■ TASK DIRECTIONS
Across the listing, how many lines contain "accent"? The reply is the number alone.

■ INFORMATION SUPPLIED
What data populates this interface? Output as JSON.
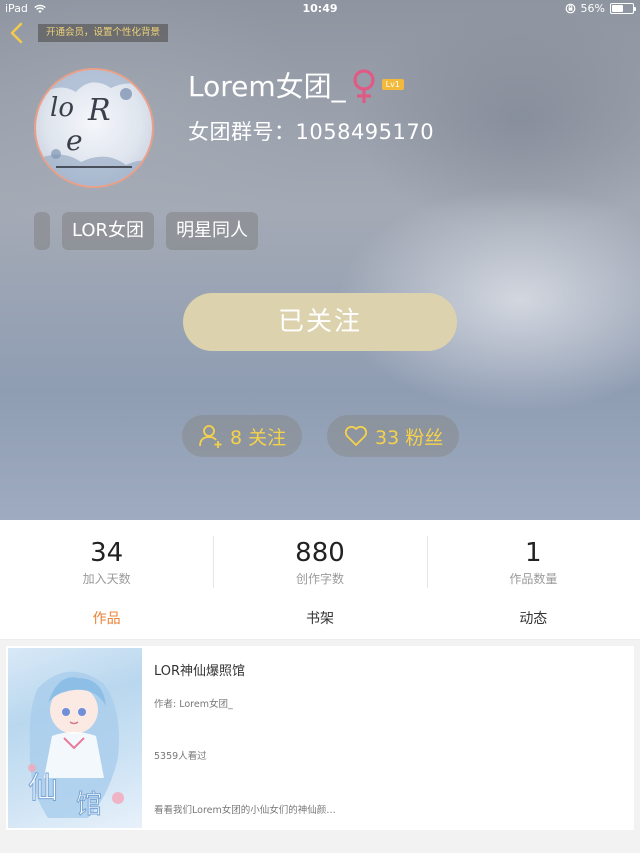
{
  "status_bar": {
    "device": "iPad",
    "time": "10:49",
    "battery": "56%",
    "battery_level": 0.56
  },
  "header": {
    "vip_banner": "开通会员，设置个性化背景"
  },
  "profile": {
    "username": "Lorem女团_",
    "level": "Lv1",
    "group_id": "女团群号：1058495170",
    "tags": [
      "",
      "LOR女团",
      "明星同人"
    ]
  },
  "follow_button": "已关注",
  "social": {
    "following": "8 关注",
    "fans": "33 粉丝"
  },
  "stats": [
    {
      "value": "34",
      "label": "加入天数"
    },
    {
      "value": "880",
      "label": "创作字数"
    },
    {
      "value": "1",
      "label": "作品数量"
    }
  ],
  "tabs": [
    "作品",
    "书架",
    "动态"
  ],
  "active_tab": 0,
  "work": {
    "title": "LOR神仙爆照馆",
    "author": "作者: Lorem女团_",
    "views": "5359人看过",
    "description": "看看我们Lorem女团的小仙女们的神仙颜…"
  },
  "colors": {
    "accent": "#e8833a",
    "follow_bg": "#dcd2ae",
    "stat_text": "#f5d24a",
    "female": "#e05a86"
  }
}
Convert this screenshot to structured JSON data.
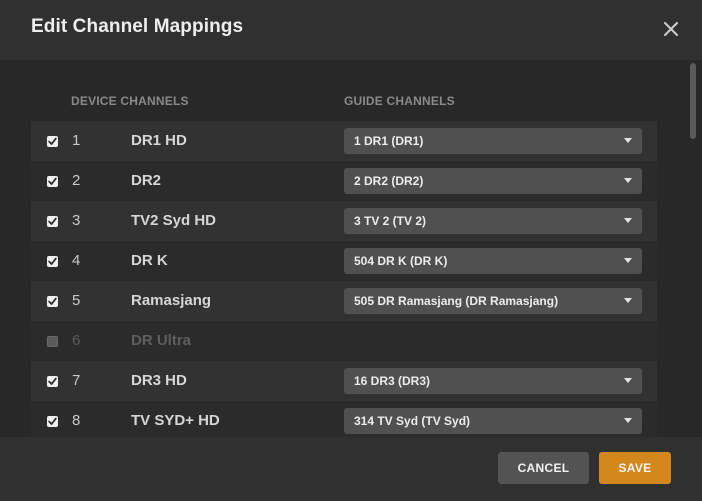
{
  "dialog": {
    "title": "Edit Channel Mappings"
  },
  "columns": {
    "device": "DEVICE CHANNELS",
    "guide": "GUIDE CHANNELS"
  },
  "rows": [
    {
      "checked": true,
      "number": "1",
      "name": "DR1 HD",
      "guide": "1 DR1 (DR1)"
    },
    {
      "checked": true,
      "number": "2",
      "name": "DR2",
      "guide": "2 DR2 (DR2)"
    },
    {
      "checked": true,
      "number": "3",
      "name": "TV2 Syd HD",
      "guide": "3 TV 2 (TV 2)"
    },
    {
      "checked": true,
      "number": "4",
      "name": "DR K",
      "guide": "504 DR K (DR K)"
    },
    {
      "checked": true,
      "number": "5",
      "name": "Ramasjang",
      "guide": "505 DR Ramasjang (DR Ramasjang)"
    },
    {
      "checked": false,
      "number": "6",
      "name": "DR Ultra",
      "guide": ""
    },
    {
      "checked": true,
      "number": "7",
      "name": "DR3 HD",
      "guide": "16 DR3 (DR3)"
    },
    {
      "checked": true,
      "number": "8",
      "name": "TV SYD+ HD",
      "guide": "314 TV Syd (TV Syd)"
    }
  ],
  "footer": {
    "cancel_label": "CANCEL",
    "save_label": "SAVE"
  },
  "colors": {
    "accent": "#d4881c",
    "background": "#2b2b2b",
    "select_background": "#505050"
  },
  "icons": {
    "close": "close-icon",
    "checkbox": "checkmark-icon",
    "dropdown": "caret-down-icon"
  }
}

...

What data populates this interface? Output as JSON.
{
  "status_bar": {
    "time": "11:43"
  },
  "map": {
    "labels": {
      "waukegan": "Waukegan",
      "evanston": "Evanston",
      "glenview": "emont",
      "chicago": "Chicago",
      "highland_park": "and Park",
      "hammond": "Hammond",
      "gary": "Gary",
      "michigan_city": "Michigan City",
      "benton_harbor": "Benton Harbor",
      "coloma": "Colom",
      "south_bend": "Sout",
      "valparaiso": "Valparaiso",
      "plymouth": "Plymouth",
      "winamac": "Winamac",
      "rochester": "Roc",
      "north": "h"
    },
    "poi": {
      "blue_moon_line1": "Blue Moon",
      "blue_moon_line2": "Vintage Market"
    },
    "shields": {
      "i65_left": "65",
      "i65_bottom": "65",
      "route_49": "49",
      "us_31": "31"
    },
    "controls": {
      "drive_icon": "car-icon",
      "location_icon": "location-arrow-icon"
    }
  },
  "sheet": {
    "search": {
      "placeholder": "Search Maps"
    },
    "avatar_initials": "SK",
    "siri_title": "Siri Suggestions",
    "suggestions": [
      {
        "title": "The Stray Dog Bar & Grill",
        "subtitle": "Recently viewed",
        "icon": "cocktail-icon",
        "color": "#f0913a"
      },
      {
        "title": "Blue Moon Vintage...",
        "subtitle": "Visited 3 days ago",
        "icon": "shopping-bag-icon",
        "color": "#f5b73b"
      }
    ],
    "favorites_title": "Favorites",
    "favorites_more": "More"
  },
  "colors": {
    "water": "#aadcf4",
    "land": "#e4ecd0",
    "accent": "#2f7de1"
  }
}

■ RESULT OF THIS EXERCISE
3